Anne Britting Oleson has been published widely on four continents. She earned her MFA at the Stonecoast program of USM. She has published two chapbooks, The Church of St. Materiana (2007) and The Beauty of It(2010). A third chapbook, Counting the Days, is forthcoming from Pink Girl Ink, and a novel, The Book of the Mandolin Player, is forthcoming from B Ink Publishing--both in early 2016.
Rocking chair, gentle rhythmic echo
against creaking hardwood, unforced,
dying away, no more keeping time
to a breath driven out. Silent drift
of snow against a window, hum
of old overhead lighting, distant,
dictating nightfall, urgency moving on,
leaving the sound of watchfulness.
We are the voices of the lanes
and the rough tracks,
the footpaths sign-posted and not,
where we find our way
or find ourselves lost.
We are the songs of long treks
up Winchester Hill or past chalk horses,
through nettles or bare-boled trees,
churchyards of leaning stones
with grasses left long for butterflies.
We sing of pints in Soberton,
of wooden stiles and kissing-gates,
of brick Victorian bridges
and rusty gaslight fixtures
along a long-abandoned railbed.
Our harmonies are laughter beside water:
at the source of the Meon,
along the mud banks of the Thames,
in a pub beside Noss Creek.
Our music is each other.
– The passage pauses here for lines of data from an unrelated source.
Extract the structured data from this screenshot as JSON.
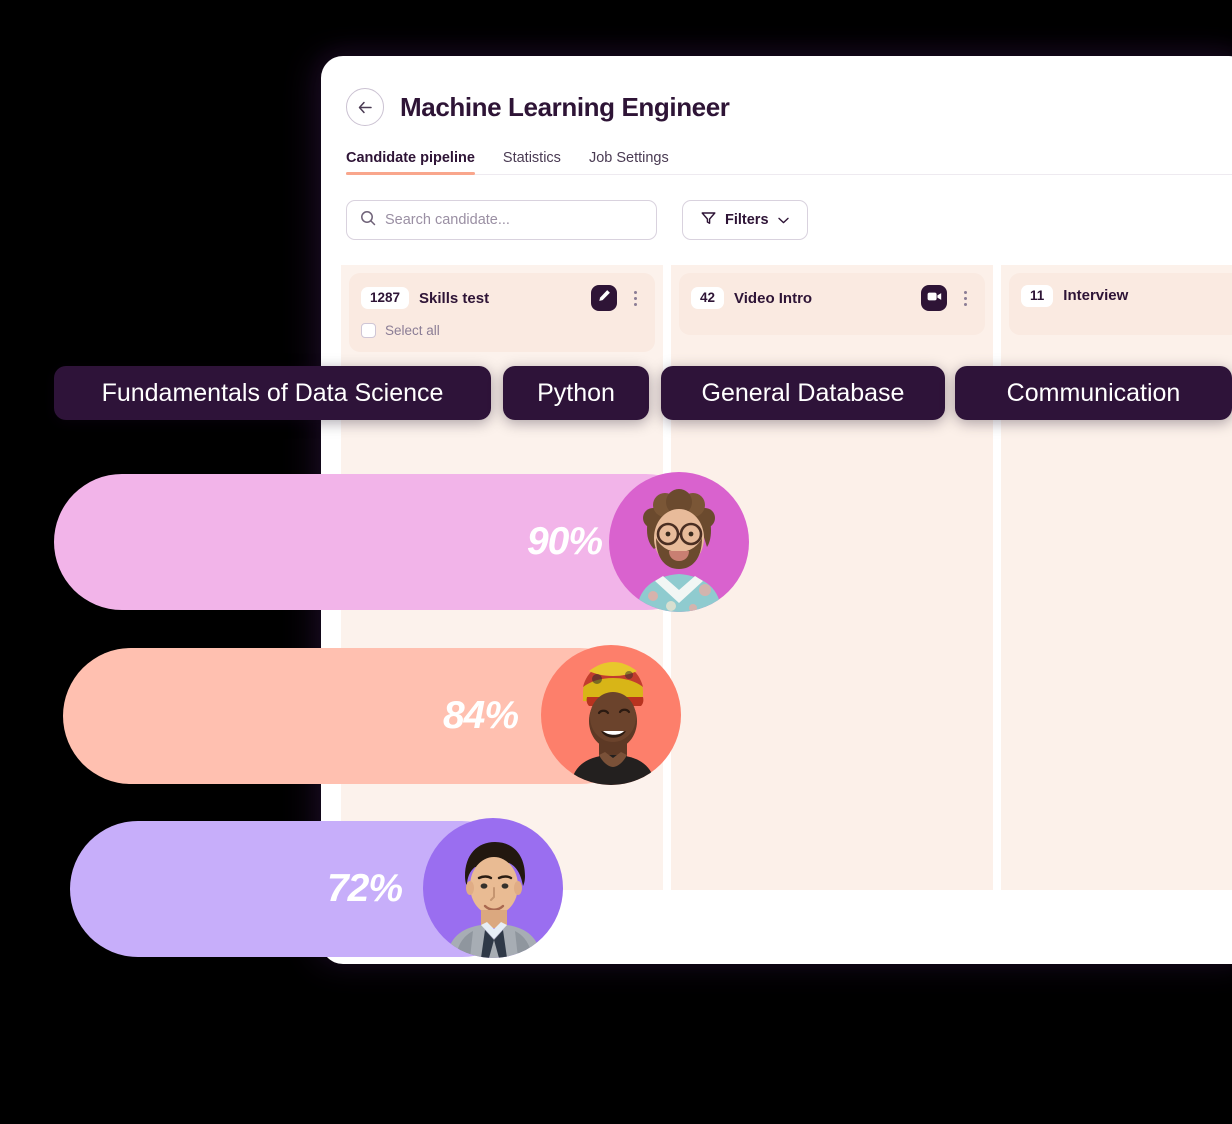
{
  "header": {
    "back_icon": "arrow-left-icon",
    "title": "Machine Learning Engineer"
  },
  "tabs": [
    {
      "label": "Candidate pipeline",
      "active": true
    },
    {
      "label": "Statistics",
      "active": false
    },
    {
      "label": "Job Settings",
      "active": false
    }
  ],
  "toolbar": {
    "search_icon": "search-icon",
    "search_value": "",
    "search_placeholder": "Search candidate...",
    "filters_icon": "funnel-icon",
    "filters_label": "Filters",
    "filters_chevron": "chevron-down-icon"
  },
  "board": {
    "columns": [
      {
        "count": "1287",
        "name": "Skills test",
        "action_icon": "pencil-icon",
        "menu_icon": "kebab-menu-icon",
        "has_action": true,
        "has_select_all": true,
        "select_all_label": "Select all"
      },
      {
        "count": "42",
        "name": "Video Intro",
        "action_icon": "video-camera-icon",
        "menu_icon": "kebab-menu-icon",
        "has_action": true,
        "has_select_all": false,
        "select_all_label": ""
      },
      {
        "count": "11",
        "name": "Interview",
        "action_icon": "",
        "menu_icon": "",
        "has_action": false,
        "has_select_all": false,
        "select_all_label": ""
      }
    ]
  },
  "skill_pills": [
    {
      "label": "Fundamentals of Data Science"
    },
    {
      "label": "Python"
    },
    {
      "label": "General Database"
    },
    {
      "label": "Communication"
    }
  ],
  "score_bars": [
    {
      "percent": "90%",
      "candidate": "bearded-man-glasses",
      "bar_color": "#f2b4e9",
      "accent_color": "#d962ce"
    },
    {
      "percent": "84%",
      "candidate": "smiling-woman-headwrap",
      "bar_color": "#ffc0b0",
      "accent_color": "#fd7f6b"
    },
    {
      "percent": "72%",
      "candidate": "man-grey-blazer",
      "bar_color": "#c7aefa",
      "accent_color": "#9a6ef0"
    }
  ],
  "colors": {
    "background": "#000000",
    "card": "#ffffff",
    "brand_dark": "#2e1436",
    "accent_underline": "#f9a68c",
    "column_bg": "#fcf2ec",
    "column_head_bg": "#faeae1"
  }
}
Our music is joy.
At the crossing, barrier down,
the red eyes of warning lights
open and close to a cacophony
of jangling bells. Count the engines.
Four—a freight train going far
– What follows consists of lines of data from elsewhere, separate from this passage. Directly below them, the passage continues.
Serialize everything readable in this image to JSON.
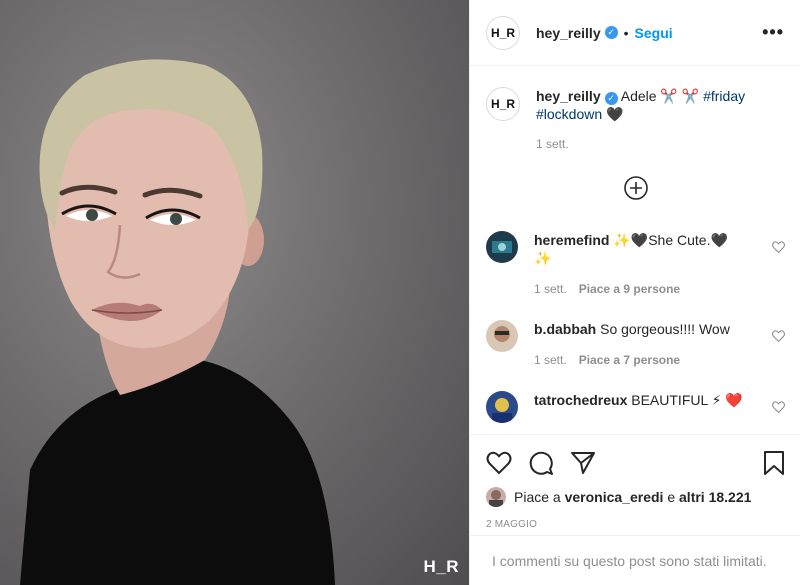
{
  "photo": {
    "watermark": "H_R"
  },
  "header": {
    "avatar_text": "H_R",
    "username": "hey_reilly",
    "dot": "•",
    "follow": "Segui",
    "more": "•••"
  },
  "caption": {
    "avatar_text": "H_R",
    "username": "hey_reilly",
    "text": "Adele ✂️ ✂️",
    "hashtags": [
      "#friday",
      "#lockdown"
    ],
    "emoji": "🖤",
    "time": "1 sett."
  },
  "comments": [
    {
      "username": "heremefind",
      "text": "✨🖤She Cute.🖤 ✨",
      "time": "1 sett.",
      "likes": "Piace a 9 persone"
    },
    {
      "username": "b.dabbah",
      "text": "So gorgeous!!!! Wow",
      "time": "1 sett.",
      "likes": "Piace a 7 persone"
    },
    {
      "username": "tatrochedreux",
      "text": "BEAUTIFUL ⚡ ❤️",
      "time": "",
      "likes": ""
    }
  ],
  "likes_line": {
    "prefix": "Piace a ",
    "user": "veronica_eredi",
    "middle": " e ",
    "others": "altri 18.221"
  },
  "date": "2 maggio",
  "limited": "I commenti su questo post sono stati limitati.",
  "colors": {
    "link": "#0095f6",
    "hashtag": "#00376b",
    "muted": "#8e8e8e",
    "verified": "#3897f0"
  },
  "icons": [
    "heart-icon",
    "comment-icon",
    "share-icon",
    "bookmark-icon",
    "plus-circle-icon",
    "more-icon"
  ]
}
or pulling much. Count the cars:
flatbeds, empty, or full of uncut pulp;
boxcars, doors closed secretively
or open in defiance of the strictures
painted on their sides. Tankers
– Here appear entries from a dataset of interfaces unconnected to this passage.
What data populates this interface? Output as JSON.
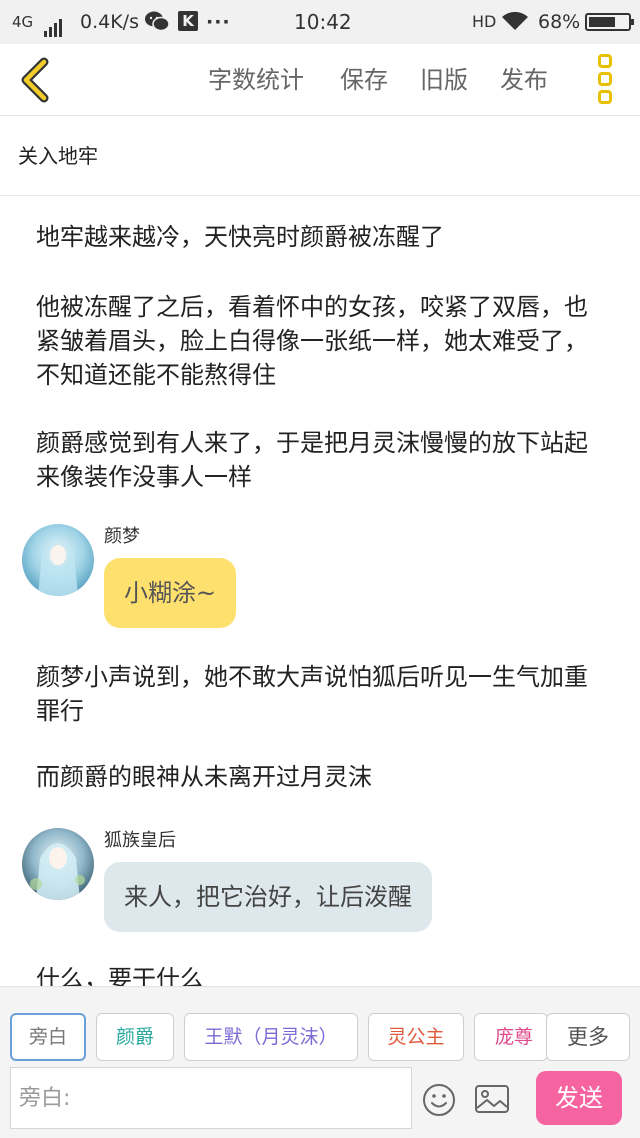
{
  "status_bar": {
    "network": "4G",
    "speed": "0.4K/s",
    "k_badge": "K",
    "dots": "···",
    "time": "10:42",
    "hd": "HD",
    "battery": "68%",
    "battery_level": 0.68
  },
  "toolbar": {
    "word_count": "字数统计",
    "save": "保存",
    "old_version": "旧版",
    "publish": "发布"
  },
  "chapter": {
    "title": "关入地牢"
  },
  "content": {
    "paragraphs": [
      "地牢越来越冷，天快亮时颜爵被冻醒了",
      "他被冻醒了之后，看着怀中的女孩，咬紧了双唇，也紧皱着眉头，脸上白得像一张纸一样，她太难受了，不知道还能不能熬得住",
      "颜爵感觉到有人来了，于是把月灵沫慢慢的放下站起来像装作没事人一样",
      "颜梦小声说到，她不敢大声说怕狐后听见一生气加重罪行",
      "而颜爵的眼神从未离开过月灵沫",
      "什么，要干什么"
    ],
    "dialogues": [
      {
        "speaker": "颜梦",
        "text": "小糊涂~",
        "color": "#fde06d"
      },
      {
        "speaker": "狐族皇后",
        "text": "来人，把它治好，让后泼醒",
        "color": "#dde7ec"
      }
    ]
  },
  "roles": [
    {
      "label": "旁白",
      "color": "#777777"
    },
    {
      "label": "颜爵",
      "color": "#29a9a0"
    },
    {
      "label": "王默（月灵沫）",
      "color": "#7d6ad6"
    },
    {
      "label": "灵公主",
      "color": "#e05a3c"
    },
    {
      "label": "庞尊",
      "color": "#e04a8e"
    }
  ],
  "more_label": "更多",
  "input": {
    "placeholder": "旁白:"
  },
  "send_label": "发送"
}
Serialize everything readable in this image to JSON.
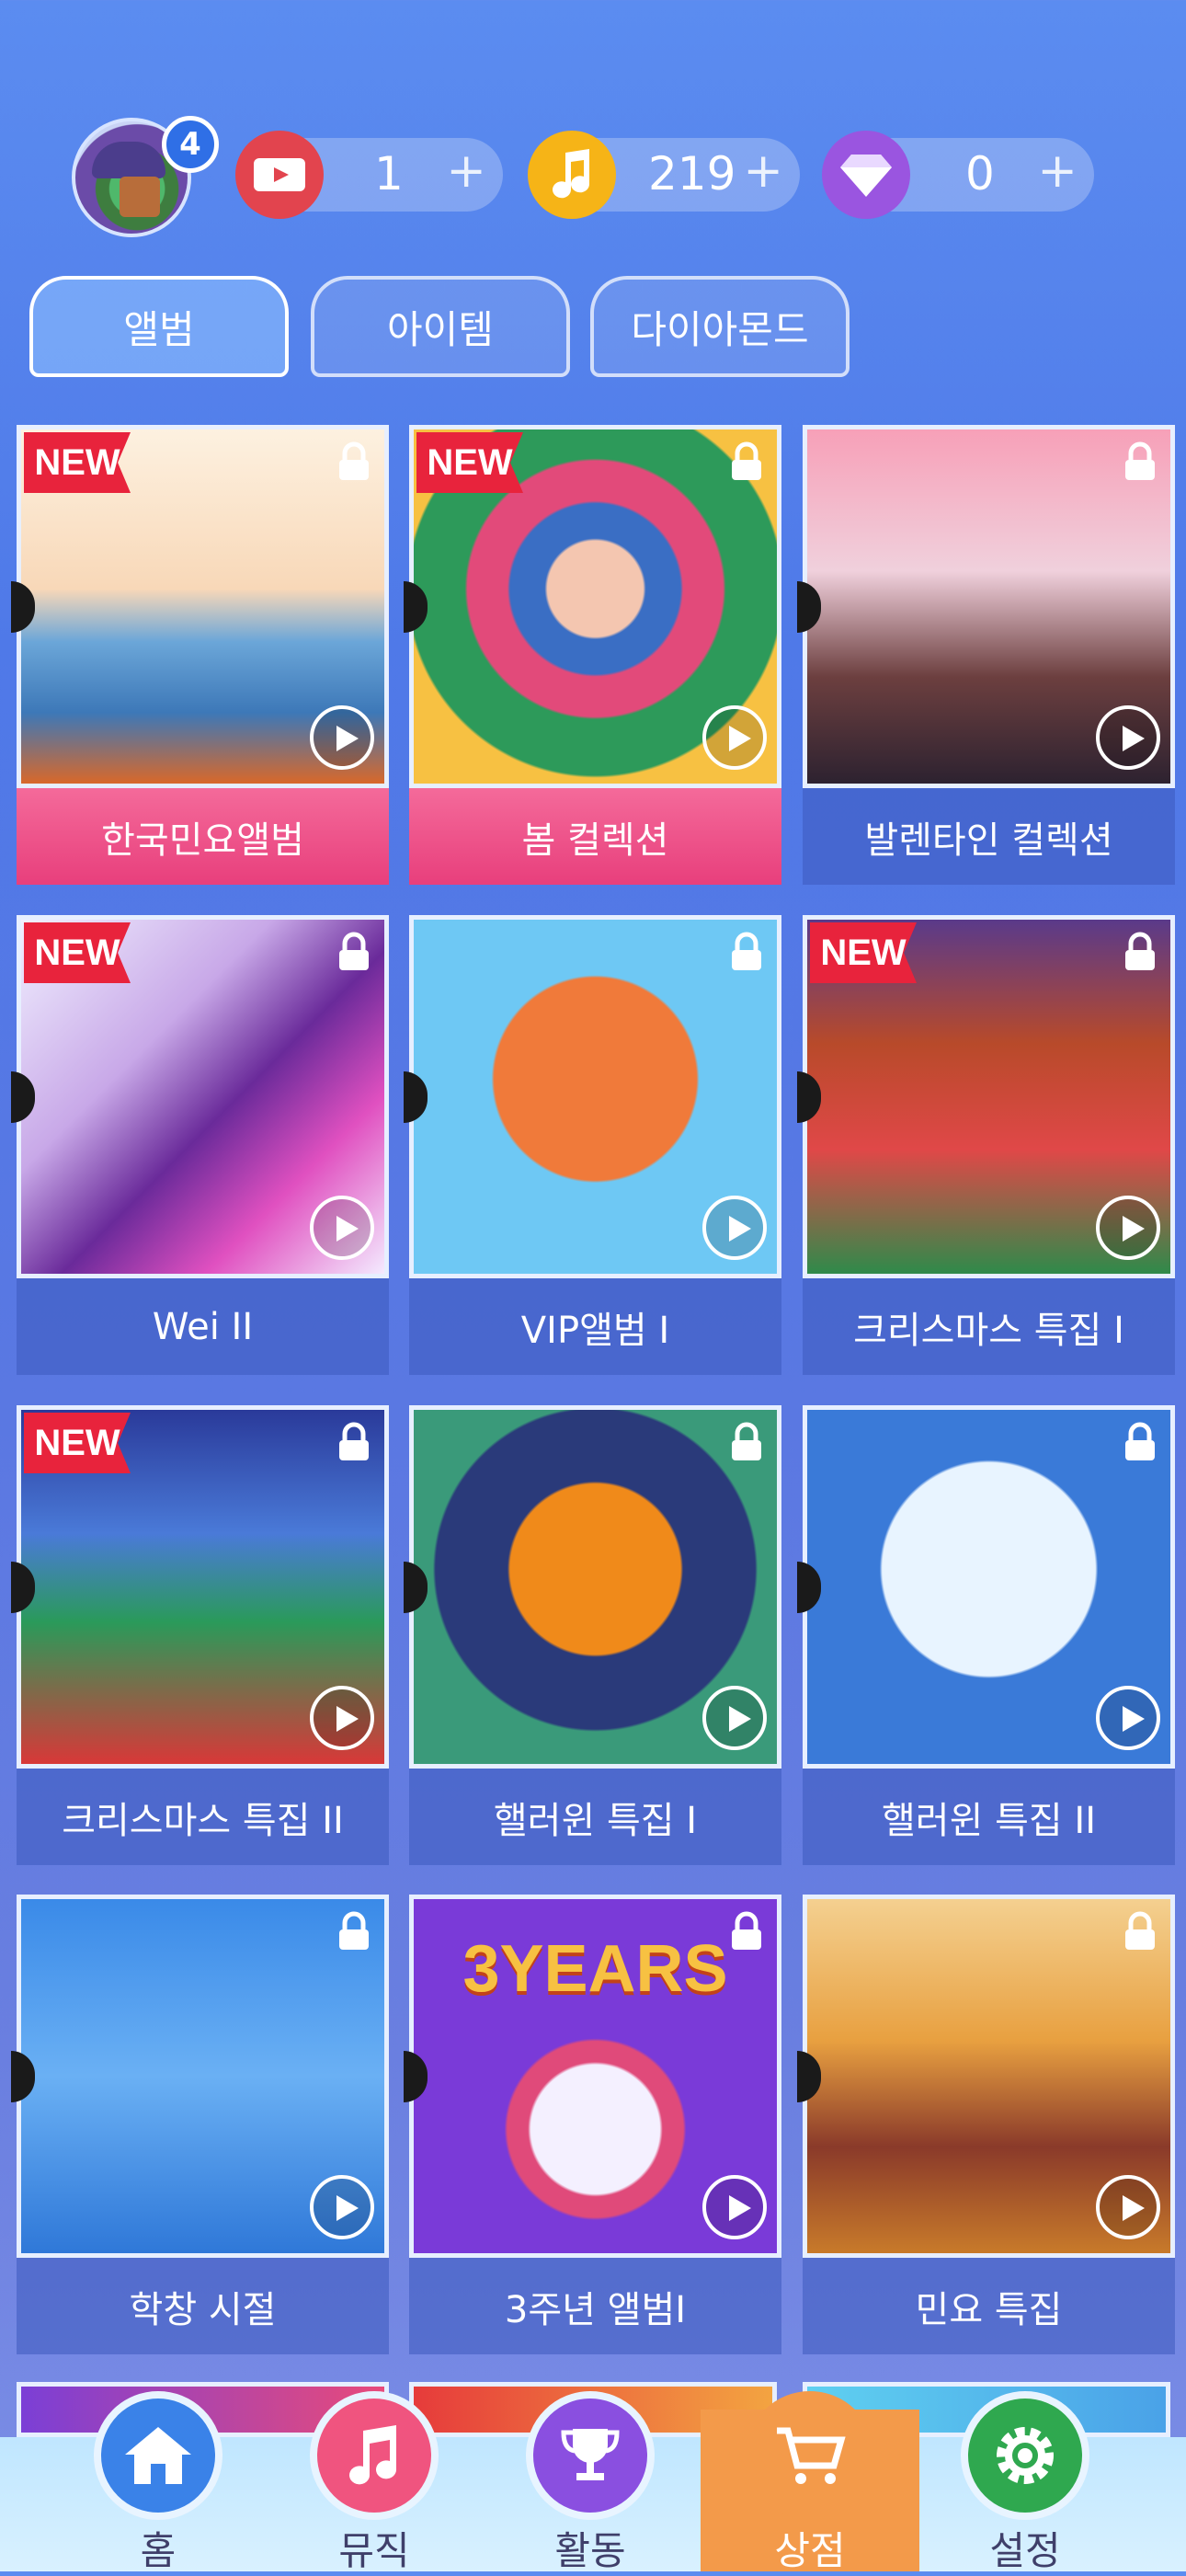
{
  "resources": {
    "notification_count": "4",
    "tickets": {
      "value": "1",
      "plus": "+"
    },
    "notes": {
      "value": "219",
      "plus": "+"
    },
    "diamonds": {
      "value": "0",
      "plus": "+"
    }
  },
  "tabs": [
    {
      "label": "앨범",
      "active": true
    },
    {
      "label": "아이템",
      "active": false
    },
    {
      "label": "다이아몬드",
      "active": false
    }
  ],
  "new_tag": "NEW",
  "albums": [
    {
      "title": "한국민요앨범",
      "new": true,
      "highlight": "pink",
      "icon": "hanbok-dancer-art"
    },
    {
      "title": "봄 컬렉션",
      "new": true,
      "highlight": "pink",
      "icon": "flower-woman-art"
    },
    {
      "title": "발렌타인 컬렉션",
      "new": false,
      "icon": "valentine-guitar-art"
    },
    {
      "title": "Wei II",
      "new": true,
      "icon": "ink-splash-art"
    },
    {
      "title": "VIP앨범 I",
      "new": false,
      "icon": "crown-badge-art"
    },
    {
      "title": "크리스마스 특집 I",
      "new": true,
      "icon": "santa-art"
    },
    {
      "title": "크리스마스 특집 II",
      "new": true,
      "icon": "santa-tree-art"
    },
    {
      "title": "핼러윈 특집 I",
      "new": false,
      "icon": "pumpkin-art"
    },
    {
      "title": "핼러윈 특집 II",
      "new": false,
      "icon": "moon-silhouette-art"
    },
    {
      "title": "학창 시절",
      "new": false,
      "icon": "jumping-kids-art"
    },
    {
      "title": "3주년 앨범I",
      "new": false,
      "icon": "anniversary-cake-art",
      "art_text": "3YEARS"
    },
    {
      "title": "민요 특집",
      "new": false,
      "icon": "guitarist-art"
    }
  ],
  "bottom_nav": [
    {
      "label": "홈",
      "icon": "home-icon",
      "color": "#3a82e8"
    },
    {
      "label": "뮤직",
      "icon": "music-note-icon",
      "color": "#f0547f"
    },
    {
      "label": "활동",
      "icon": "trophy-icon",
      "color": "#8a4fe0"
    },
    {
      "label": "상점",
      "icon": "cart-icon",
      "color": "#f39a4a",
      "active": true
    },
    {
      "label": "설정",
      "icon": "gear-icon",
      "color": "#2fa84f"
    }
  ]
}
haul all manner of toxins through
the tiny veins and tiny muscular towns
of the country's circulatory system.
Cars from Minnesota or New Mexico
or Louisiana, coupling and breaking apart,
a body with no heart, but always
pumping, pushing this life through
this crossing where I wait every afternoon,
at 3:40, counting, where I imagine myself
swinging up beside the grey-faced driver
who raises his hand in a bored greeting
as he rattles over the rails.